WHAT THE TASK REQUIRES. The result should be every line of the listing that contains "this".

##############################

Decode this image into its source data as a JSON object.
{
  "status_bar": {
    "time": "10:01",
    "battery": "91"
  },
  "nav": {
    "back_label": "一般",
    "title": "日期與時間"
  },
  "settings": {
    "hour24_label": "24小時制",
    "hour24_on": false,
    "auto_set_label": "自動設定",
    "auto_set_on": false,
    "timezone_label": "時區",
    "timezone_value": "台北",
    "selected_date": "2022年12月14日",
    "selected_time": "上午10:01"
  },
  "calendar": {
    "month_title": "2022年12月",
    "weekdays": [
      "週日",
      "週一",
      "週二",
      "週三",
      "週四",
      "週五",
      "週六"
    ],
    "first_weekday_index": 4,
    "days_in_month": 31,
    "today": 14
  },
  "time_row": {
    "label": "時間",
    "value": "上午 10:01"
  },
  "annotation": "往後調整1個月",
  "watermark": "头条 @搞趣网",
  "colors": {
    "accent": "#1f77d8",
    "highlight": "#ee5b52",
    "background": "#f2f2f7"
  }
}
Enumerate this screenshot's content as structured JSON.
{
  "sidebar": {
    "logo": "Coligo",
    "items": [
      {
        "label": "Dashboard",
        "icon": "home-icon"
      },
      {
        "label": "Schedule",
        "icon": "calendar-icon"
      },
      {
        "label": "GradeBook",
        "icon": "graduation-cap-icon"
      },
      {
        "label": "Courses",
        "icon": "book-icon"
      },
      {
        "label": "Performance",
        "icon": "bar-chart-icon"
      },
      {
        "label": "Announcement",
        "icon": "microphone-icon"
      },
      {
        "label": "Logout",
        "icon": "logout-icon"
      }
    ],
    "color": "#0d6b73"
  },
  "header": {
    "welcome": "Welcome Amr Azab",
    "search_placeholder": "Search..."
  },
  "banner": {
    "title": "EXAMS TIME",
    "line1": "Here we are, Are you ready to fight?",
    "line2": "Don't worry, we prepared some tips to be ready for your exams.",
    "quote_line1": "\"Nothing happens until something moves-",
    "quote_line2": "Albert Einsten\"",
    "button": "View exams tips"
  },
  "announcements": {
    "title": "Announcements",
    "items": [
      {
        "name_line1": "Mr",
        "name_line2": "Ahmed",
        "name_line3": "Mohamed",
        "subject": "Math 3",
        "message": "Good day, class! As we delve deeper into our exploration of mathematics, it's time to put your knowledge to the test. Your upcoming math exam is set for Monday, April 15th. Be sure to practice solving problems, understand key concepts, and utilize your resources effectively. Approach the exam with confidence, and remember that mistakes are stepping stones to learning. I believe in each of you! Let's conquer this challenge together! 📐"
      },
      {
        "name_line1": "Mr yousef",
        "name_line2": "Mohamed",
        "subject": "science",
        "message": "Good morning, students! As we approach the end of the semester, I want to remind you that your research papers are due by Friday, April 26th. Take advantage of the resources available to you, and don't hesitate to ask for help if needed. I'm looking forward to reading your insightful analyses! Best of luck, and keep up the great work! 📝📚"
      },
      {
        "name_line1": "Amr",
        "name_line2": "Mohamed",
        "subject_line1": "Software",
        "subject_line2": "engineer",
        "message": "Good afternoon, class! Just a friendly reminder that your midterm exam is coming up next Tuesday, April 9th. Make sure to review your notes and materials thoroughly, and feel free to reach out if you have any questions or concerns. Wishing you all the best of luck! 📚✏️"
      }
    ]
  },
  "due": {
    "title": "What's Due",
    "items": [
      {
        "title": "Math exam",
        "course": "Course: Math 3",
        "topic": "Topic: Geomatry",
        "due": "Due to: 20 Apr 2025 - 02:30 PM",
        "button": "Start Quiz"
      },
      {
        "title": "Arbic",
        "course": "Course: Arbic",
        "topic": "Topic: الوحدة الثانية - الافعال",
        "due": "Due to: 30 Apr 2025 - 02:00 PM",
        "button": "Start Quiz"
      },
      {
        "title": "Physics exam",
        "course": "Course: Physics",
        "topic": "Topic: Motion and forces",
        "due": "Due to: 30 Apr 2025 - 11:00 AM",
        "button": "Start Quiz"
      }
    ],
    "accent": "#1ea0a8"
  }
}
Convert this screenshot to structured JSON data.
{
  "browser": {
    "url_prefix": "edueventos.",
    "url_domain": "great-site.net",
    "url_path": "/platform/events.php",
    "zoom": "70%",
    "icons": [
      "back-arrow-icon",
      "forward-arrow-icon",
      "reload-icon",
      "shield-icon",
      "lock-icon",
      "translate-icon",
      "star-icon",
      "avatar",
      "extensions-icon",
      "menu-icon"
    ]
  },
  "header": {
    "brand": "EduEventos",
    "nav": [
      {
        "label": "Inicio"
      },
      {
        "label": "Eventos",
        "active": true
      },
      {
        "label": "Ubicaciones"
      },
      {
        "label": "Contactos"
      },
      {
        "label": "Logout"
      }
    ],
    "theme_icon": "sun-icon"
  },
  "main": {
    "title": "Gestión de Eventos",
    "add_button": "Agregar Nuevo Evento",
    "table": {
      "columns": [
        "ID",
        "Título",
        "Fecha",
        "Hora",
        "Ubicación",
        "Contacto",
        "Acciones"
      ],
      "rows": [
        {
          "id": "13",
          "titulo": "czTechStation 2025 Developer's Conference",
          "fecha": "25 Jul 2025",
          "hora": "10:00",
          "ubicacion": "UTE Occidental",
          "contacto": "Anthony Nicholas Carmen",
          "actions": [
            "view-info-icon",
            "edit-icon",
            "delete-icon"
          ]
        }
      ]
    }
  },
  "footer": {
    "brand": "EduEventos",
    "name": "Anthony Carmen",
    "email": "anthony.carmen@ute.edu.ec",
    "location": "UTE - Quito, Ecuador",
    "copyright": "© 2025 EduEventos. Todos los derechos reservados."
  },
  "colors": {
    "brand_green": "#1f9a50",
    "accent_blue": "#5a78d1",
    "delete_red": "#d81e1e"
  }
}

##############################

EXERCISE RESPONSE.
Decode this image into its source data as a JSON object.
Enumerate this screenshot's content as structured JSON.
        "message": "Good day, class! As we delve deeper into our exploration of mathematics, it's time to put your knowledge to the test. Your upcoming math exam is set for Monday, April 15th. Be sure to practice solving problems, understand key concepts, and utilize your resources effectively. Approach the exam with confidence, and remember that mistakes are stepping stones to learning. I believe in each of you! Let's conquer this challenge together! 📐"
Convert this screenshot to structured JSON data.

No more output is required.